The Islamic Religious Council of Singapore (Muis) has apologised for a notice it sent to the Bangladeshi migrant community requesting they perform the Hari Raya morning prayers on April 22 at their dormitories instead of mosques.
In a letter from the Singapore Bangladeshi Society, sent on behalf of Muis, and addressed to “Bangladeshi Migrant Muslim Brothers in Singapore”, the request to the recipients read as follows:
“We have been advised to convey a message from Muis, requesting you celebrate Eid-Al-Fitr safely and responsibly by performing the Eid prayers at your respective dormitories.
“This will help to avoid overcrowding and road blockages and ensure the health and safety of everyone.”
The letter was tweeted by @sharanvkaur on Sunday afternoon, and sparked a barrage of comments from netizens – most notably on Muis’ instagram page – who condemned the request.
this cannot be the new normal. https://t.co/uBGnBiZjgq
— __ (@sharanvkaur) April 12, 2022
In response to the comments on their Instagram thread, Muis apologised for the “phrasing of the notice” during the late afternoon, saying they did not intend to “discriminate against our Muslim migrant brothers”.

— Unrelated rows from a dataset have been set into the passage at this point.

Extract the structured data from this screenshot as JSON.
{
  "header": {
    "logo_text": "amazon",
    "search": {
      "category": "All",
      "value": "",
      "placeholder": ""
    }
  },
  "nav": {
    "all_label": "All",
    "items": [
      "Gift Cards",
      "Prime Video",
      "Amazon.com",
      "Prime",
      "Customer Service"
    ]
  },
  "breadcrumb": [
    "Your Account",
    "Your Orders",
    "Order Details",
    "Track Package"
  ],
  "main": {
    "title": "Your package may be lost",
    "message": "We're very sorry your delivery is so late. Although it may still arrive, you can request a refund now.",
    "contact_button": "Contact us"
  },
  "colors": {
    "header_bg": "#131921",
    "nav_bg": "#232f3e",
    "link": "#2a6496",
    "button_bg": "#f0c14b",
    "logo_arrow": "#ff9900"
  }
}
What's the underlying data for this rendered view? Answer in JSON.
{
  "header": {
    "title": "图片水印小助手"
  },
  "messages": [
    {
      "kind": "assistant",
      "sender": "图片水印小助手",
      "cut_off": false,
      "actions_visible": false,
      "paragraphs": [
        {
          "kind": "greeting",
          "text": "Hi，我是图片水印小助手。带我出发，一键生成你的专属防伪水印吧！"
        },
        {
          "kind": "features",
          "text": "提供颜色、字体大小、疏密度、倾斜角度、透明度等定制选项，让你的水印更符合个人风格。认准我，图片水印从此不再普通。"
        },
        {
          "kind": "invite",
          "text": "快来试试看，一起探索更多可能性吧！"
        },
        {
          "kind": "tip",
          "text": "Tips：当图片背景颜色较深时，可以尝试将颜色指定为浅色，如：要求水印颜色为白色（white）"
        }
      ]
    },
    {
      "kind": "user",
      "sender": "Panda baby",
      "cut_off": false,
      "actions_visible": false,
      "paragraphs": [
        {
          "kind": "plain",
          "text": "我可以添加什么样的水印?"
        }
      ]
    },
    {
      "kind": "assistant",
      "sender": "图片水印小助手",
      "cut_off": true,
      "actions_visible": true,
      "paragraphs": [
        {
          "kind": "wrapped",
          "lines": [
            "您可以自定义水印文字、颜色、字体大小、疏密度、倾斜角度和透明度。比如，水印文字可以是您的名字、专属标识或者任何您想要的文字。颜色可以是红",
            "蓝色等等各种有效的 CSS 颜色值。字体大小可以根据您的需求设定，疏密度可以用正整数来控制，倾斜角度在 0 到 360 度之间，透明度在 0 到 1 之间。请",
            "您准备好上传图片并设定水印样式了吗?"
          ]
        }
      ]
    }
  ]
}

Some netizens reacted in shock and disgust at the letter, prompting concerns at the treatment of migrant workers here.
Twitter user Alif Sutrisno said: “Remember how we treated (the migrant workers) during the pandemic in the name of health and safety? We've let them down before. Please let's not do this again.
“Our migrant worker brothers deserve all our kindness and generosity. We have to be better, and we have to be kinder.”
Many Muslim commenters also underscored the point that “all Muslims should be welcomed to the mosque for prayer, especially during Eid.”
Speaking to TNP, Shazalina Salim, an entrepreneur, said that regardless of how the statement is phrased, the intention of segregating and keeping a group of ummah (Muslim community) out, for any reason, is wrong.
“Muis could have worked with dorms and picked a venue for the Muslim migrant workers to perform the Eid prayer together and have the session in Bengali – if its intention is to help the workers perform their Eid prayers in comfort – instead of just telling the workers to sort it out themselves.
“They're celebrating Eid away from their family, the last thing they need is to have the community they work in tell them they're not welcomed."
In an Instagram post on Saturday, Muis said some 68 mosques are offering a total of 230,000 prayer spaces across three sessions on Hari Raya morning (April 22).